Return the listing below unchanged, but without pictures.
Task input below:
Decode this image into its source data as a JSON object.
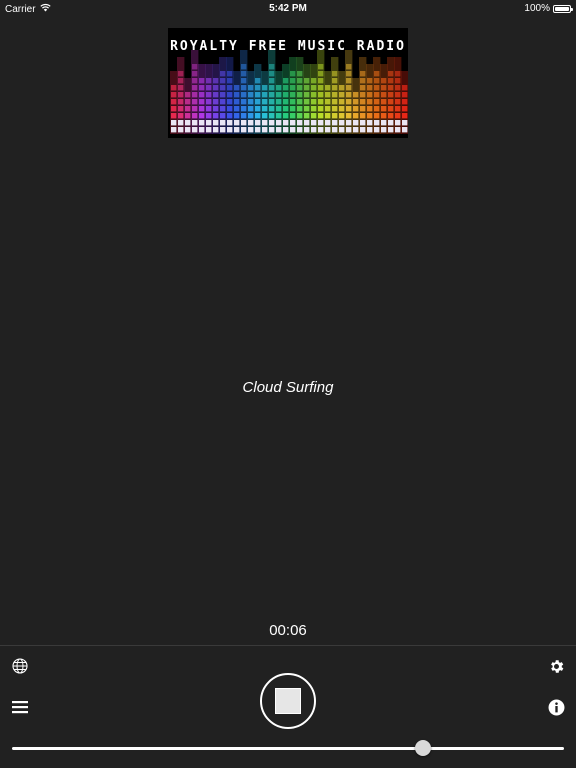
{
  "status_bar": {
    "carrier": "Carrier",
    "time": "5:42 PM",
    "battery": "100%",
    "icons": [
      "wifi-icon",
      "battery-icon"
    ]
  },
  "logo": {
    "text": "ROYALTY FREE MUSIC RADIO",
    "equalizer_colors": [
      "#ff2d55",
      "#c03cff",
      "#3a5bff",
      "#2fd0ff",
      "#29e07a",
      "#c6f52c",
      "#ffd23a",
      "#ff7a1a",
      "#ff2b1a"
    ]
  },
  "player": {
    "track_title": "Cloud Surfing",
    "elapsed_time": "00:06",
    "stop_button_icon": "stop-icon",
    "volume_level": 0.745
  },
  "controls": {
    "left_top_icon": "globe-icon",
    "left_bottom_icon": "menu-icon",
    "right_top_icon": "gear-icon",
    "right_bottom_icon": "info-icon"
  },
  "colors": {
    "background": "#212121",
    "foreground": "#ffffff",
    "divider": "#3a3a3a"
  }
}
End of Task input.
> [Answer area]:
Decode this image into its source data as a JSON object.
{
  "status_bar": {
    "carrier": "Carrier",
    "time": "5:42 PM",
    "battery": "100%",
    "icons": [
      "wifi-icon",
      "battery-icon"
    ]
  },
  "logo": {
    "text": "ROYALTY FREE MUSIC RADIO",
    "equalizer_colors": [
      "#ff2d55",
      "#c03cff",
      "#3a5bff",
      "#2fd0ff",
      "#29e07a",
      "#c6f52c",
      "#ffd23a",
      "#ff7a1a",
      "#ff2b1a"
    ]
  },
  "player": {
    "track_title": "Cloud Surfing",
    "elapsed_time": "00:06",
    "stop_button_icon": "stop-icon",
    "volume_level": 0.745
  },
  "controls": {
    "left_top_icon": "globe-icon",
    "left_bottom_icon": "menu-icon",
    "right_top_icon": "gear-icon",
    "right_bottom_icon": "info-icon"
  },
  "colors": {
    "background": "#212121",
    "foreground": "#ffffff",
    "divider": "#3a3a3a"
  }
}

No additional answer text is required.